▶ [The problem]: Please filter the data down to the lines that include the word "status" and copy them.

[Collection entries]
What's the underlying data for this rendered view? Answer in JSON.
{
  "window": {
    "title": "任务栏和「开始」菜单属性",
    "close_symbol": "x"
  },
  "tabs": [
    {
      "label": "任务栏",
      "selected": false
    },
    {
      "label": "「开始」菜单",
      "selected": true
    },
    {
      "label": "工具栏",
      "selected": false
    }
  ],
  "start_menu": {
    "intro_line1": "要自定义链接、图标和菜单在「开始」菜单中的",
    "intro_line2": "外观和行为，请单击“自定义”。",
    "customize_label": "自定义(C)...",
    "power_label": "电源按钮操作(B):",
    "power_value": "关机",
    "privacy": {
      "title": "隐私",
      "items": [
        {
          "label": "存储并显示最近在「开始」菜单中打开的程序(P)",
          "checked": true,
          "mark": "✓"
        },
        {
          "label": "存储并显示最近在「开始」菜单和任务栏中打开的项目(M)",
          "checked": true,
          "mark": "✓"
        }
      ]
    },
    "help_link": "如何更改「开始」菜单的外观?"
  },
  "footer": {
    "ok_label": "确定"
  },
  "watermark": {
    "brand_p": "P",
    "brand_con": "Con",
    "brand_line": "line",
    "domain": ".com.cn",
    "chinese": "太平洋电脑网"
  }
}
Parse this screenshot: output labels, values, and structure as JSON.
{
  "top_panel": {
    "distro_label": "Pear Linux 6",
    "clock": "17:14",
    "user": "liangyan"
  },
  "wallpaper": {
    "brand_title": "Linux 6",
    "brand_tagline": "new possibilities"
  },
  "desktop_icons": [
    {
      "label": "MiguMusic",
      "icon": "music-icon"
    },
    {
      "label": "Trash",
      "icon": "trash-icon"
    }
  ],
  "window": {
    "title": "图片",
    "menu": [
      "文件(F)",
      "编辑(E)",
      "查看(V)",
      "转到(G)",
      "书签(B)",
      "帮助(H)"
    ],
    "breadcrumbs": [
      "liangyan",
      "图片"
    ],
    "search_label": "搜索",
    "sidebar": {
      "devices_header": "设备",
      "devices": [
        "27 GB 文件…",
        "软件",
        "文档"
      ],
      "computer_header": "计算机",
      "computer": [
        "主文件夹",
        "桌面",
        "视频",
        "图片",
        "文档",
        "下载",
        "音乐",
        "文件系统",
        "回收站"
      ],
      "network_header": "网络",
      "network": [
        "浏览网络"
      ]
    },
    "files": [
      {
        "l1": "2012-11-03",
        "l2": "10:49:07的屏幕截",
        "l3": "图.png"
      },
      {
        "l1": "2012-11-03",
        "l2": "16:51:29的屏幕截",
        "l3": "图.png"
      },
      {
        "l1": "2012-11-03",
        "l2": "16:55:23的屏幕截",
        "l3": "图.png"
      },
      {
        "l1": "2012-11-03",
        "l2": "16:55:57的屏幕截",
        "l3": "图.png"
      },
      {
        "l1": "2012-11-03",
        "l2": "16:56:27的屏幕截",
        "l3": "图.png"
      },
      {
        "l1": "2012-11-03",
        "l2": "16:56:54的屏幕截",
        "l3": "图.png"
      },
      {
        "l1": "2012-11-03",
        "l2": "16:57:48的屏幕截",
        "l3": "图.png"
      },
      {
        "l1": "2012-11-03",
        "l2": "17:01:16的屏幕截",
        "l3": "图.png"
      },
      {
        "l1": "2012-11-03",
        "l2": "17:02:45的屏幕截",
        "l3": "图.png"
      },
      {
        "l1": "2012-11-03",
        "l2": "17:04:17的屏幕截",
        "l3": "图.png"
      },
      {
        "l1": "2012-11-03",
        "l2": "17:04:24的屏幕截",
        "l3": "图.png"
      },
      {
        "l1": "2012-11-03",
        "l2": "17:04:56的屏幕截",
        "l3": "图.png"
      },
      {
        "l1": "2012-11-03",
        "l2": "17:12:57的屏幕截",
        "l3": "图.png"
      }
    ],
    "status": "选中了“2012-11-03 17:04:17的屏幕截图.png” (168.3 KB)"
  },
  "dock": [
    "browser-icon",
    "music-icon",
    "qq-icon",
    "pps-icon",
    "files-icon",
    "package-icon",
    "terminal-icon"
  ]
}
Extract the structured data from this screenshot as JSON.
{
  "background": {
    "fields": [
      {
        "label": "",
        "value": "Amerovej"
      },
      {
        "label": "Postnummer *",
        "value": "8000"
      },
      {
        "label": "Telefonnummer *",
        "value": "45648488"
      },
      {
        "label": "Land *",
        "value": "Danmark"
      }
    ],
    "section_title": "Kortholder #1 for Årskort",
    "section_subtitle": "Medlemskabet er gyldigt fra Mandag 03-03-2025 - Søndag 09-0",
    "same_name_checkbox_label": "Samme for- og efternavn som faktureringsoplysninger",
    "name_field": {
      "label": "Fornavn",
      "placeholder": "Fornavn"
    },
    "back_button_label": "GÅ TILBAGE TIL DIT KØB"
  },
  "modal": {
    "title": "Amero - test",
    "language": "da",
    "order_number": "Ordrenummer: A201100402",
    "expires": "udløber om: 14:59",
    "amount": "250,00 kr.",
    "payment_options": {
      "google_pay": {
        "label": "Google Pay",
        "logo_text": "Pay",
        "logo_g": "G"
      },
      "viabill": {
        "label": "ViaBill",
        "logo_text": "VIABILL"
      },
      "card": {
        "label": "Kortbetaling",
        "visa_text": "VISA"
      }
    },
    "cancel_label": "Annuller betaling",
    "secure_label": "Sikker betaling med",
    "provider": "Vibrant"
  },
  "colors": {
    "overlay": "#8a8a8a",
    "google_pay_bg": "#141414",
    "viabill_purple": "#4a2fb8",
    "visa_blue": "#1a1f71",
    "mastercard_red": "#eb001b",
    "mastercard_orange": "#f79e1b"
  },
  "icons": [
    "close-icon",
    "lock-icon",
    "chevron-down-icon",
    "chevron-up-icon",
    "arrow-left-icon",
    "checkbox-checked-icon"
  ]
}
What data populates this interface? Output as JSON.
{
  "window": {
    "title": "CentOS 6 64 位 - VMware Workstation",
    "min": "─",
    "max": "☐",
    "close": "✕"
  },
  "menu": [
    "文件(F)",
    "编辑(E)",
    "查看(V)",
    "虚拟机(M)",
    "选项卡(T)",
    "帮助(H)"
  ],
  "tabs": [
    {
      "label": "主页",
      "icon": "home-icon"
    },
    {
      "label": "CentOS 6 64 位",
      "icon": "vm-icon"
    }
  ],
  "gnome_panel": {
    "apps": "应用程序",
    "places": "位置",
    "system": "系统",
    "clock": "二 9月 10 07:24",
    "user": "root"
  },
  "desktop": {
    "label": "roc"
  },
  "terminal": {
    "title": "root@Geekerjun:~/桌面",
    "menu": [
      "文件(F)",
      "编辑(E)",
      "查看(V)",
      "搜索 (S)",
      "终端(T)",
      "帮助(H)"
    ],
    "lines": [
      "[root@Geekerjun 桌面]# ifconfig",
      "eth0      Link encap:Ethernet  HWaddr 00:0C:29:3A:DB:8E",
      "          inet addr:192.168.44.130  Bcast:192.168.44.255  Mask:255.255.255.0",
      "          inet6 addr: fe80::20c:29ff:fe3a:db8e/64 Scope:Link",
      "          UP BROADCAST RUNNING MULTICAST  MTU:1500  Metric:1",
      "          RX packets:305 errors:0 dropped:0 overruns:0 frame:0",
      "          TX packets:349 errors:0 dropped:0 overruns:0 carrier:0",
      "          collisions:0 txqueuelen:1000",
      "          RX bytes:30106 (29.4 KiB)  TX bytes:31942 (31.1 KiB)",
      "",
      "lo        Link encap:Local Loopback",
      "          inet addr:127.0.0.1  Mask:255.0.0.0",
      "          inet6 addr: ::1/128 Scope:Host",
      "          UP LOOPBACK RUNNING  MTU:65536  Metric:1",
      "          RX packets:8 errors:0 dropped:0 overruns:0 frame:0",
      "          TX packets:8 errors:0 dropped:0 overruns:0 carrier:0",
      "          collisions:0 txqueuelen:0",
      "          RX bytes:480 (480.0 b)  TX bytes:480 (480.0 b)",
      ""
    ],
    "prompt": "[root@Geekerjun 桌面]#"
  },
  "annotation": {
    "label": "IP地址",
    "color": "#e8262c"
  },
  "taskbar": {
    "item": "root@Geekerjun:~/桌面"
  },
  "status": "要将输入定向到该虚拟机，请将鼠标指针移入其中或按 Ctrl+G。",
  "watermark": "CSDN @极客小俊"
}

▶ [Exercise response]:
    "status": "选中了“2012-11-03 17:04:17的屏幕截图.png” (168.3 KB)"
  "status": "要将输入定向到该虚拟机，请将鼠标指针移入其中或按 Ctrl+G。",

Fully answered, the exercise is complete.